The recent death of a young woman in Oregon has sparked a renewed national conversation over the so-called right to die.
On Saturday, Brittany Maynard, who suffered from inoperable brain cancer, took a lethal dose of barbiturates.
In the months between her diagnosis and her death, the 29-year-old campaigned to raise awareness about "death with dignity" laws, which allow doctors to provide medication to terminally ill patients who choose to end their own lives. Three states – Oregon, Vermont and Washington – have such laws.
A dire diagnosis
Maynard was a vibrant young newlywed when she started to suffer from severe headaches.
"I didn't understand them because I had never had anything like that before in my life," she said in a video she posted on YouTube in October, which to date has received over 11 million hits.
FILE - Cancer patient Brittany Maynard, shown with her Great Dane puppy, took a lethal dose of medication prescribed by a doctor.
After a series of tests, doctors confirmed the worst. They told Maynard she had glioblastoma multiforme, the most aggressive and lethal form of brain cancer. It quickly grows and spreads to other parts of the brain. Studies show that few patients survive beyond three years, regardless of the treatment course they receive. Maynard was given just six months to live.

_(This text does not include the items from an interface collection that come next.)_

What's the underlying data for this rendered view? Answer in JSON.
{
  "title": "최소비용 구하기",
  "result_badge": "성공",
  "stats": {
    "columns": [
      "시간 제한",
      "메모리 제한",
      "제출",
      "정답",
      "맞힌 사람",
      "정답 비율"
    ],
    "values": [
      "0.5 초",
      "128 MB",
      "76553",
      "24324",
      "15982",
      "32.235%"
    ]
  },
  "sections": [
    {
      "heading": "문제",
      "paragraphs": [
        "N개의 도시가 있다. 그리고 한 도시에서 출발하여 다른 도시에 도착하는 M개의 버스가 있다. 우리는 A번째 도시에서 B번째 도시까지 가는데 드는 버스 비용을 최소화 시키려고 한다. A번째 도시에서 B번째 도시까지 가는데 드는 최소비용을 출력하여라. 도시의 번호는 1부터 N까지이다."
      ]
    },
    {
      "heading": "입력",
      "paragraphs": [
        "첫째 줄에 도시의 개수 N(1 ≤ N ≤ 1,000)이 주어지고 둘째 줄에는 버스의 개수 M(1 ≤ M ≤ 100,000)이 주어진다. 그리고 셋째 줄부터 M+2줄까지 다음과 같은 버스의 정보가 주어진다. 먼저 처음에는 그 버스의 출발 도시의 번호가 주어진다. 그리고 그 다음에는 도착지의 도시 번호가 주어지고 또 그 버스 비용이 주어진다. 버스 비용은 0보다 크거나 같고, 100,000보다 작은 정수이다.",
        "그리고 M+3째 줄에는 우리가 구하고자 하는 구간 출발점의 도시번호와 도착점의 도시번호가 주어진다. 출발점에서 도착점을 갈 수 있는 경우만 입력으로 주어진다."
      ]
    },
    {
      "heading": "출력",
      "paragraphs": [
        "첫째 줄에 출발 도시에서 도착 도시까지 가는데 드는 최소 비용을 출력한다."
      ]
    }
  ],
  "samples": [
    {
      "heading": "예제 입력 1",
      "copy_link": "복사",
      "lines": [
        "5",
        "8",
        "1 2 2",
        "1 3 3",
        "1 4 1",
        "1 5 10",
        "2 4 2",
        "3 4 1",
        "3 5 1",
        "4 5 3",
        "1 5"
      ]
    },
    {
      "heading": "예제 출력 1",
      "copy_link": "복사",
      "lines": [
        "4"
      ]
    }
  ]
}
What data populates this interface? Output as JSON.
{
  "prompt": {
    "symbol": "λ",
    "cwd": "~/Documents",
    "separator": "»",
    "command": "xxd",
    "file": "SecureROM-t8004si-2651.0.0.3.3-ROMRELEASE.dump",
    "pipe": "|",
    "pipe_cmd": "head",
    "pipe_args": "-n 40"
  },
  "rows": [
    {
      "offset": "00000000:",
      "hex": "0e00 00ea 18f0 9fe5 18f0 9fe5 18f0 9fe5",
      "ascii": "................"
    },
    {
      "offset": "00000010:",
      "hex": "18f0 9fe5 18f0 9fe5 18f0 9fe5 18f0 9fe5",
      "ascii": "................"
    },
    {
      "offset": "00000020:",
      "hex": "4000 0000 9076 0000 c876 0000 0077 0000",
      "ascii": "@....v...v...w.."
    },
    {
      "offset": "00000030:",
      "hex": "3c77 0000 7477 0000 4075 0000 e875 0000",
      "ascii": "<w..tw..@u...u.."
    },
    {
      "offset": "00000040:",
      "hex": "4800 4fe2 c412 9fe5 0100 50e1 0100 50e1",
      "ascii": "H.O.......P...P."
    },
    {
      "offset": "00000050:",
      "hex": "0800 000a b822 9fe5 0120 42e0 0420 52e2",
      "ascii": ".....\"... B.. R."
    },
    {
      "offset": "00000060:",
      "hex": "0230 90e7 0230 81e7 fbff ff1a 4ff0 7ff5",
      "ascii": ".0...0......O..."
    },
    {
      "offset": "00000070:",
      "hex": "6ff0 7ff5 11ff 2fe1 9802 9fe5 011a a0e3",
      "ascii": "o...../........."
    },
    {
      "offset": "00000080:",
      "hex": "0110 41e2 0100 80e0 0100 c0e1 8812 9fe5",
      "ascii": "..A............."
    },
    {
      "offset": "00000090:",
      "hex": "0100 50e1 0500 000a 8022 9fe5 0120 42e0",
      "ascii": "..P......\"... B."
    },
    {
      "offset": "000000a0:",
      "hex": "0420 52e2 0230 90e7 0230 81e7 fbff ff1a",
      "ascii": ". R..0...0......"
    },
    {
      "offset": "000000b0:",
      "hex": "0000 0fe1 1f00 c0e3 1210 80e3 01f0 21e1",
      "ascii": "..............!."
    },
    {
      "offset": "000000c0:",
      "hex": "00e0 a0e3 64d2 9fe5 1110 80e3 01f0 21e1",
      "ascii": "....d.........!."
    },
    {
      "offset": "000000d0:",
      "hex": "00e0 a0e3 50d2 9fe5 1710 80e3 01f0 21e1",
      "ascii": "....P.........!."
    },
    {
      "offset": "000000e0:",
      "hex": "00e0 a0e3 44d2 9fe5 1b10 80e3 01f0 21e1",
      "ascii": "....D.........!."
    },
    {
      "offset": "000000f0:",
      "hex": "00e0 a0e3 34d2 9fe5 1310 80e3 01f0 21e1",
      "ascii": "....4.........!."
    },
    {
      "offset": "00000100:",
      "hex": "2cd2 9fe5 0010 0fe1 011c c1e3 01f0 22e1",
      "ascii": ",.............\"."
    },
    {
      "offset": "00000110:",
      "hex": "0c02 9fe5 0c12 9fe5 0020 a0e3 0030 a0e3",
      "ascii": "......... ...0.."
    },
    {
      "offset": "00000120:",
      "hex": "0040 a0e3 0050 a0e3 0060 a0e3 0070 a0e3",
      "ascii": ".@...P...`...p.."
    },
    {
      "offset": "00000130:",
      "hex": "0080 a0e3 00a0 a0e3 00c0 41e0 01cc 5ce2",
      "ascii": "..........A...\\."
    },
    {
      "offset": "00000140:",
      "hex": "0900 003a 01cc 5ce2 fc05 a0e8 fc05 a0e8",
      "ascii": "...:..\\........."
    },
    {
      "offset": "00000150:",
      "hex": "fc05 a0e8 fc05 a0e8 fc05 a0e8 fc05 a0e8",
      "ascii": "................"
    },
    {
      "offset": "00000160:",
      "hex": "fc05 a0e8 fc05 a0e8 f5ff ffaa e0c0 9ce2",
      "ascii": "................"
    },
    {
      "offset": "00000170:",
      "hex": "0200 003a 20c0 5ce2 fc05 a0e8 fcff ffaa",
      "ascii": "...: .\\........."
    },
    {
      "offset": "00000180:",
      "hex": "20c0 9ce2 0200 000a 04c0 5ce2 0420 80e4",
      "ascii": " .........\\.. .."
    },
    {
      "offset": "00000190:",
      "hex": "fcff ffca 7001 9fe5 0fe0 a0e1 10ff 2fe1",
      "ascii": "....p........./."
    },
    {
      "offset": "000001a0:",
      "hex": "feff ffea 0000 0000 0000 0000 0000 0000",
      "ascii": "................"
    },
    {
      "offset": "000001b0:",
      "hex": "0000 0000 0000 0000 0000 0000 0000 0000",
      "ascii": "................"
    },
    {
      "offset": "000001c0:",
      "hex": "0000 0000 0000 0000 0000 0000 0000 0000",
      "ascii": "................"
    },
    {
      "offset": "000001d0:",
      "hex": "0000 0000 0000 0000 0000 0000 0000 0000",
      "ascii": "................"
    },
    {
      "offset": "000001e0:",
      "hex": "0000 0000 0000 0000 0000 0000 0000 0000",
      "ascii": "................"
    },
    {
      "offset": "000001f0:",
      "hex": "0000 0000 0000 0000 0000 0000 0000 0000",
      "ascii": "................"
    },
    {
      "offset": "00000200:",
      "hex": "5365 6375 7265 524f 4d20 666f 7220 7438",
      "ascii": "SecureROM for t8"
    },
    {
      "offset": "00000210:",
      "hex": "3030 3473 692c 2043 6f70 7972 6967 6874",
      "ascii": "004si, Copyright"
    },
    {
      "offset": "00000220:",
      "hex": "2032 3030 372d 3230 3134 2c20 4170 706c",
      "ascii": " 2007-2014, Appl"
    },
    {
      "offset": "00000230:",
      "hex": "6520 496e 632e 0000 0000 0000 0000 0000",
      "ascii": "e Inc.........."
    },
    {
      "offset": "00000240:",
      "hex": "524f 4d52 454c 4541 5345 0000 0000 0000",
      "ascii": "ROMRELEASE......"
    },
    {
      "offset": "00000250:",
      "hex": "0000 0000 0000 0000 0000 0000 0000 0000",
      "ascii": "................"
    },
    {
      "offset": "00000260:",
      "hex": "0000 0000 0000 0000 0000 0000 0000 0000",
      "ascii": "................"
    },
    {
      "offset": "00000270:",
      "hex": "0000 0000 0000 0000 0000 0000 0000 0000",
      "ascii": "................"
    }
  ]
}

"Right when I was diagnosed, my husband and I were actively trying for a family, which is heartbreaking for us both," she explained.
Aware that her cancer was incurable, Maynard decided she’d rather die on her own terms than go through unbearable pain and suffering.

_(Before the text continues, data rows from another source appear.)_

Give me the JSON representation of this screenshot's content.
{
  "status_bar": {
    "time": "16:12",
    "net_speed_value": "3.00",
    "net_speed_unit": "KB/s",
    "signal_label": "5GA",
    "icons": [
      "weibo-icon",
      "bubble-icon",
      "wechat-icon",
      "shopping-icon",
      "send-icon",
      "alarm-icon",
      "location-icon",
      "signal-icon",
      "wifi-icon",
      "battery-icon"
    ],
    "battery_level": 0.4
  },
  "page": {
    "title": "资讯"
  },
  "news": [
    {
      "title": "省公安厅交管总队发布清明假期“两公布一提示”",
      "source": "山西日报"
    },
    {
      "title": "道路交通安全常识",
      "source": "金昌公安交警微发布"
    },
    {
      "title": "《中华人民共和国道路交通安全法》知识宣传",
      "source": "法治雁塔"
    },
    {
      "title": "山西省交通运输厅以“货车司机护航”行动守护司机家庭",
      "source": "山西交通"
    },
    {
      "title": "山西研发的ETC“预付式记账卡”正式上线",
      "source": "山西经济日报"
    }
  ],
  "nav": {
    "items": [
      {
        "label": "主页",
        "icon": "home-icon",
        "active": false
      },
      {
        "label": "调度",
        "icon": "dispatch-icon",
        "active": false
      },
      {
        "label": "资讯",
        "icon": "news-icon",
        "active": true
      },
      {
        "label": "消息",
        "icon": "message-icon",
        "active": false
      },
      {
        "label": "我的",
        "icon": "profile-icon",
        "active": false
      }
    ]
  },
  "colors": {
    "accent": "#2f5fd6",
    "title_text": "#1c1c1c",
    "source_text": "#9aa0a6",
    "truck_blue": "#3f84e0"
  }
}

A plan to die
She and her family moved from California to Oregon, where the state’s Death With Dignity Act allows people with a terminal illness to get life-ending medication from their doctor so they can die peacefully.
"I can't even tell you the amount of relief it provides me to know that I don't have to die the way it's been described to me that my brain tumor would take me on its own," she said.
Brittany Maynard set a date of November 1 and planned to die in her bedroom with her family by her side.
During her remaining time, she launched a campaign to raise awareness about the importance of choice in the right-to-die debate. She worked with Compassion and Choices, a leading nonprofit organization committed to helping people with their end-of-life choices.
She also spent time with her loved ones, traveling with them to the Grand Canyon, Yellowstone National Park and Alaska.
On Saturday, she took a lethal amount of drugs and died as she had wished: peacefully, surrounded by family, in the comfort of her home.
Maynard's decision to end her life was supported by George Eighmey, a board member of the Death With Dignity National Center, a nonprofit in Portland, Oregon, that promotes, passes and protects right-to-die laws.
But he told VOA that not everyone would agree with her choice.
"The main opposition is religious," he said. "So when it's a religious opposition, all I can say is: I respect your beliefs, I respect you. Please respect our option to use this law.
"The other opposition is generally from either physicians who believe that they shouldn’t be doing this because of their ethical standards or they believe that there may be abuses.
"Well, we have set up all these safeguards to prevent the abuses," he noted.
Requests outnumber assisted deaths
Whether terminally ill people should have the right to die is still an open question, said Cynda Rushton, a professor at Johns Hopkins' Berman Institute of Bioethics and School of Nursing in Baltimore, Maryland.
"Having a policy that allows people to have choices at the end of life does not then mean that everyone has to follow that particular path," Rushton said. "What we’ve learned in Oregon is that having a law has allowed people to request this process to be initiated, but actually a small number have ended up implementing that request."
From the law’s 1997 passage through January of this year, a total of 1,173 people had prescriptions written for lethal medications and 752 died from ingesting the drugs, according to the Oregon Public Health Division. Requests have steadily climbed, reaching 122 last year; of those, 71 led to assisted deaths.
Before she died, Brittany Maynard gave viewers of her YouTube video some advice about living.
"Seize the day," she said. "What’s important to you? What do you care about? What matters? Pursue that. Forget the rest."